Exercise instructions:
Look through the listing and report every line that has "JSON" in it.

━━━━

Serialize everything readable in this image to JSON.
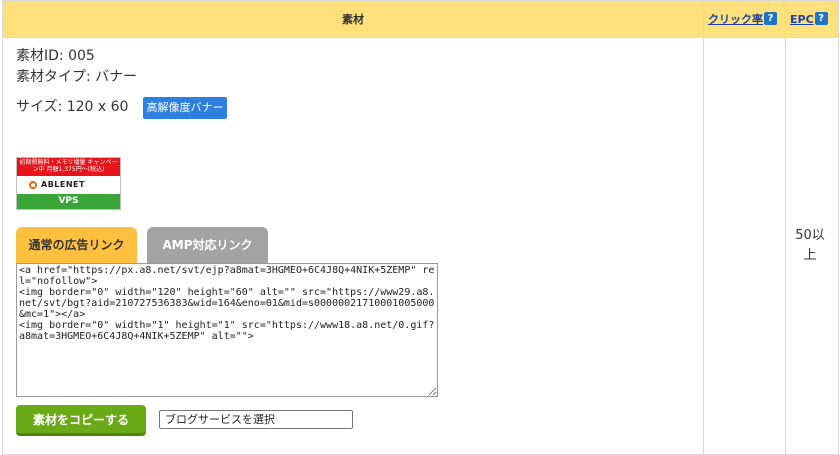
{
  "header": {
    "material": "素材",
    "click_rate": "クリック率",
    "epc": "EPC",
    "help_glyph": "?"
  },
  "material": {
    "id_line": "素材ID: 005",
    "type_line": "素材タイプ: バナー",
    "size_line": "サイズ: 120 x 60",
    "hires_badge": "高解像度バナー",
    "banner": {
      "top_text": "初期費無料・メモリ増量 キャンペーン中 月額1,375円〜(税込)",
      "brand": "ABLENET",
      "sub": "20年以上の安定実績",
      "os_text": "FXに最適なWindows Server",
      "product": "VPS"
    }
  },
  "tabs": {
    "normal": "通常の広告リンク",
    "amp": "AMP対応リンク"
  },
  "code": "<a href=\"https://px.a8.net/svt/ejp?a8mat=3HGMEO+6C4J8Q+4NIK+5ZEMP\" rel=\"nofollow\">\n<img border=\"0\" width=\"120\" height=\"60\" alt=\"\" src=\"https://www29.a8.net/svt/bgt?aid=210727536383&wid=164&eno=01&mid=s00000021710001005000&mc=1\"></a>\n<img border=\"0\" width=\"1\" height=\"1\" src=\"https://www18.a8.net/0.gif?a8mat=3HGMEO+6C4J8Q+4NIK+5ZEMP\" alt=\"\">",
  "copy_button": "素材をコピーする",
  "blog_select": "ブログサービスを選択",
  "epc_value": "50以上"
}
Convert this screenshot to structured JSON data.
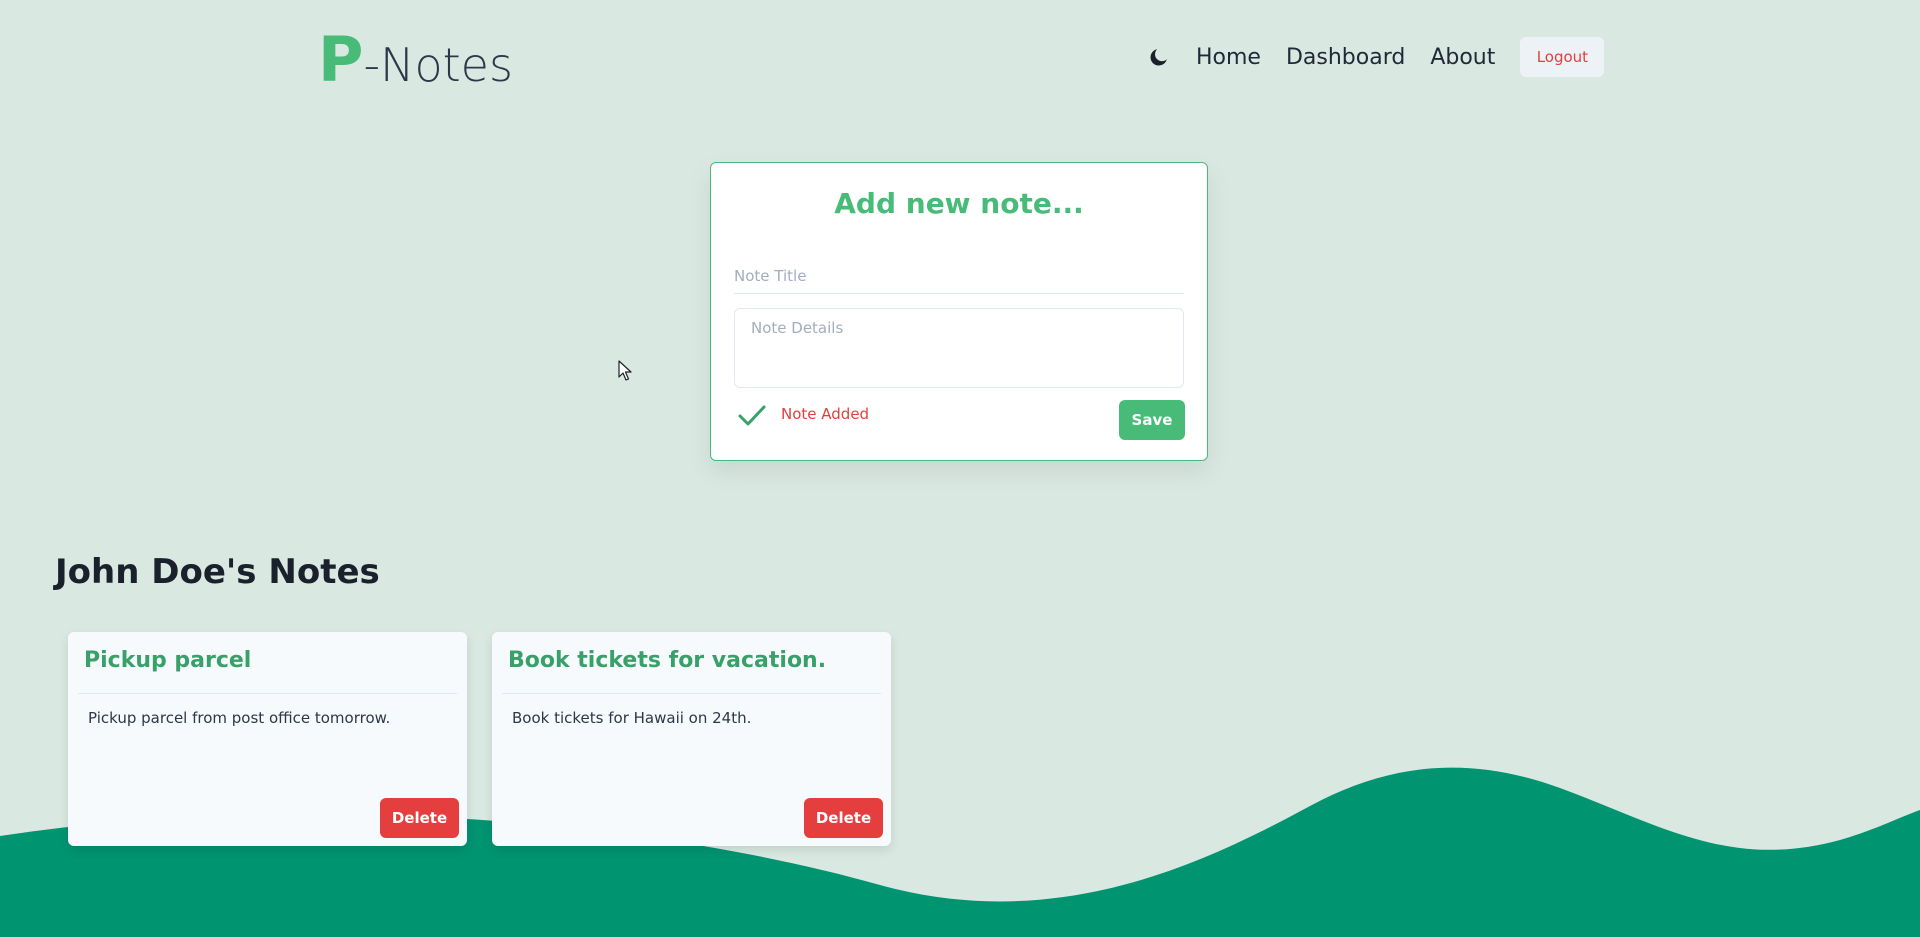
{
  "app": {
    "logo_initial": "P",
    "logo_rest": "-Notes"
  },
  "nav": {
    "theme_icon": "moon-icon",
    "links": [
      "Home",
      "Dashboard",
      "About"
    ],
    "logout_label": "Logout"
  },
  "add_note": {
    "heading": "Add new note...",
    "title_placeholder": "Note Title",
    "details_placeholder": "Note Details",
    "status_icon": "check-icon",
    "status_text": "Note Added",
    "save_label": "Save"
  },
  "notes_section": {
    "heading": "John Doe's Notes",
    "notes": [
      {
        "title": "Pickup parcel",
        "body": "Pickup parcel from post office tomorrow.",
        "delete_label": "Delete"
      },
      {
        "title": "Book tickets for vacation.",
        "body": "Book tickets for Hawaii on 24th.",
        "delete_label": "Delete"
      }
    ]
  },
  "colors": {
    "background": "#d9e8e1",
    "accent_green": "#48bb78",
    "wave": "#009471",
    "danger": "#e53e3e"
  }
}
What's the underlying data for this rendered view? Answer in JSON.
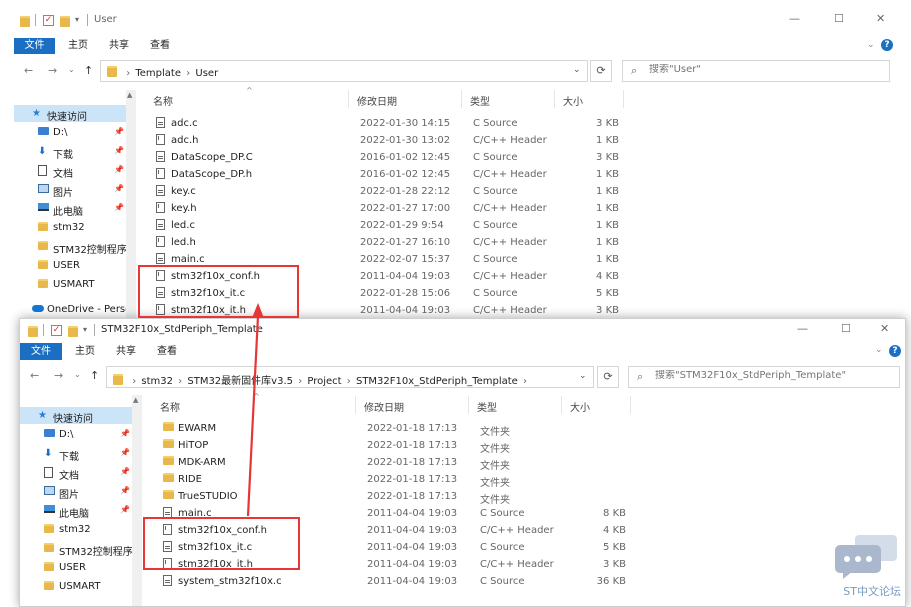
{
  "window1": {
    "title": "User",
    "tabs": [
      "文件",
      "主页",
      "共享",
      "查看"
    ],
    "breadcrumbs": [
      "Template",
      "User"
    ],
    "search_placeholder": "搜索\"User\"",
    "nav": [
      {
        "label": "快速访问",
        "icon": "star-icon",
        "top": true,
        "selected": true
      },
      {
        "label": "D:\\",
        "icon": "drive-icon",
        "pin": true
      },
      {
        "label": "下载",
        "icon": "download-icon",
        "pin": true
      },
      {
        "label": "文档",
        "icon": "document-icon",
        "pin": true
      },
      {
        "label": "图片",
        "icon": "picture-icon",
        "pin": true
      },
      {
        "label": "此电脑",
        "icon": "computer-icon",
        "pin": true
      },
      {
        "label": "stm32",
        "icon": "folder-icon"
      },
      {
        "label": "STM32控制程序",
        "icon": "folder-icon"
      },
      {
        "label": "USER",
        "icon": "folder-icon"
      },
      {
        "label": "USMART",
        "icon": "folder-icon"
      },
      {
        "label": "OneDrive - Perso",
        "icon": "onedrive-icon",
        "top": true
      }
    ],
    "columns": [
      "名称",
      "修改日期",
      "类型",
      "大小"
    ],
    "files": [
      {
        "name": "adc.c",
        "date": "2022-01-30 14:15",
        "type": "C Source",
        "size": "3 KB",
        "kind": "c"
      },
      {
        "name": "adc.h",
        "date": "2022-01-30 13:02",
        "type": "C/C++ Header",
        "size": "1 KB",
        "kind": "h"
      },
      {
        "name": "DataScope_DP.C",
        "date": "2016-01-02 12:45",
        "type": "C Source",
        "size": "3 KB",
        "kind": "c"
      },
      {
        "name": "DataScope_DP.h",
        "date": "2016-01-02 12:45",
        "type": "C/C++ Header",
        "size": "1 KB",
        "kind": "h"
      },
      {
        "name": "key.c",
        "date": "2022-01-28 22:12",
        "type": "C Source",
        "size": "1 KB",
        "kind": "c"
      },
      {
        "name": "key.h",
        "date": "2022-01-27 17:00",
        "type": "C/C++ Header",
        "size": "1 KB",
        "kind": "h"
      },
      {
        "name": "led.c",
        "date": "2022-01-29 9:54",
        "type": "C Source",
        "size": "1 KB",
        "kind": "c"
      },
      {
        "name": "led.h",
        "date": "2022-01-27 16:10",
        "type": "C/C++ Header",
        "size": "1 KB",
        "kind": "h"
      },
      {
        "name": "main.c",
        "date": "2022-02-07 15:37",
        "type": "C Source",
        "size": "1 KB",
        "kind": "c"
      },
      {
        "name": "stm32f10x_conf.h",
        "date": "2011-04-04 19:03",
        "type": "C/C++ Header",
        "size": "4 KB",
        "kind": "h"
      },
      {
        "name": "stm32f10x_it.c",
        "date": "2022-01-28 15:06",
        "type": "C Source",
        "size": "5 KB",
        "kind": "c"
      },
      {
        "name": "stm32f10x_it.h",
        "date": "2011-04-04 19:03",
        "type": "C/C++ Header",
        "size": "3 KB",
        "kind": "h"
      }
    ]
  },
  "window2": {
    "title": "STM32F10x_StdPeriph_Template",
    "tabs": [
      "文件",
      "主页",
      "共享",
      "查看"
    ],
    "breadcrumbs": [
      "stm32",
      "STM32最新固件库v3.5",
      "Project",
      "STM32F10x_StdPeriph_Template"
    ],
    "search_placeholder": "搜索\"STM32F10x_StdPeriph_Template\"",
    "nav": [
      {
        "label": "快速访问",
        "icon": "star-icon",
        "top": true,
        "selected": true
      },
      {
        "label": "D:\\",
        "icon": "drive-icon",
        "pin": true
      },
      {
        "label": "下载",
        "icon": "download-icon",
        "pin": true
      },
      {
        "label": "文档",
        "icon": "document-icon",
        "pin": true
      },
      {
        "label": "图片",
        "icon": "picture-icon",
        "pin": true
      },
      {
        "label": "此电脑",
        "icon": "computer-icon",
        "pin": true
      },
      {
        "label": "stm32",
        "icon": "folder-icon"
      },
      {
        "label": "STM32控制程序",
        "icon": "folder-icon"
      },
      {
        "label": "USER",
        "icon": "folder-icon"
      },
      {
        "label": "USMART",
        "icon": "folder-icon"
      }
    ],
    "columns": [
      "名称",
      "修改日期",
      "类型",
      "大小"
    ],
    "files": [
      {
        "name": "EWARM",
        "date": "2022-01-18 17:13",
        "type": "文件夹",
        "size": "",
        "kind": "folder"
      },
      {
        "name": "HiTOP",
        "date": "2022-01-18 17:13",
        "type": "文件夹",
        "size": "",
        "kind": "folder"
      },
      {
        "name": "MDK-ARM",
        "date": "2022-01-18 17:13",
        "type": "文件夹",
        "size": "",
        "kind": "folder"
      },
      {
        "name": "RIDE",
        "date": "2022-01-18 17:13",
        "type": "文件夹",
        "size": "",
        "kind": "folder"
      },
      {
        "name": "TrueSTUDIO",
        "date": "2022-01-18 17:13",
        "type": "文件夹",
        "size": "",
        "kind": "folder"
      },
      {
        "name": "main.c",
        "date": "2011-04-04 19:03",
        "type": "C Source",
        "size": "8 KB",
        "kind": "c"
      },
      {
        "name": "stm32f10x_conf.h",
        "date": "2011-04-04 19:03",
        "type": "C/C++ Header",
        "size": "4 KB",
        "kind": "h"
      },
      {
        "name": "stm32f10x_it.c",
        "date": "2011-04-04 19:03",
        "type": "C Source",
        "size": "5 KB",
        "kind": "c"
      },
      {
        "name": "stm32f10x_it.h",
        "date": "2011-04-04 19:03",
        "type": "C/C++ Header",
        "size": "3 KB",
        "kind": "h"
      },
      {
        "name": "system_stm32f10x.c",
        "date": "2011-04-04 19:03",
        "type": "C Source",
        "size": "36 KB",
        "kind": "c"
      }
    ]
  },
  "watermark": "ST中文论坛",
  "colors": {
    "accent": "#1a6fc3",
    "highlight": "#e63636",
    "selected": "#cce4f7"
  }
}
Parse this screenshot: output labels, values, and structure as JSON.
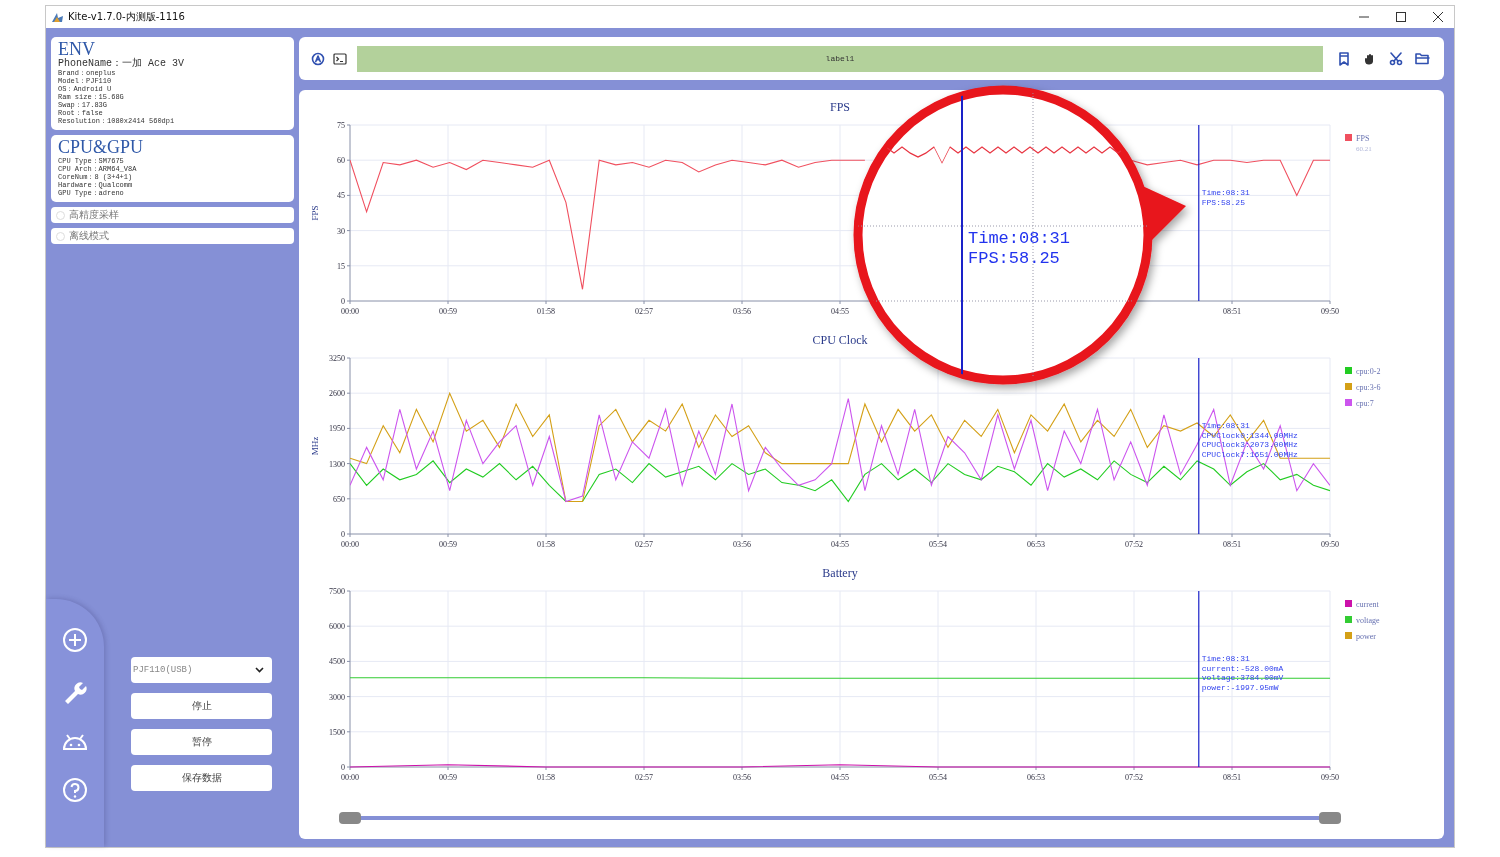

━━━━

Response for this exercise:
Serialize everything readable in this image to JSON.
Convert this screenshot to structured JSON data.
What's the underlying data for this rendered view? Answer in JSON.
Parse this screenshot: output labels, values, and structure as JSON.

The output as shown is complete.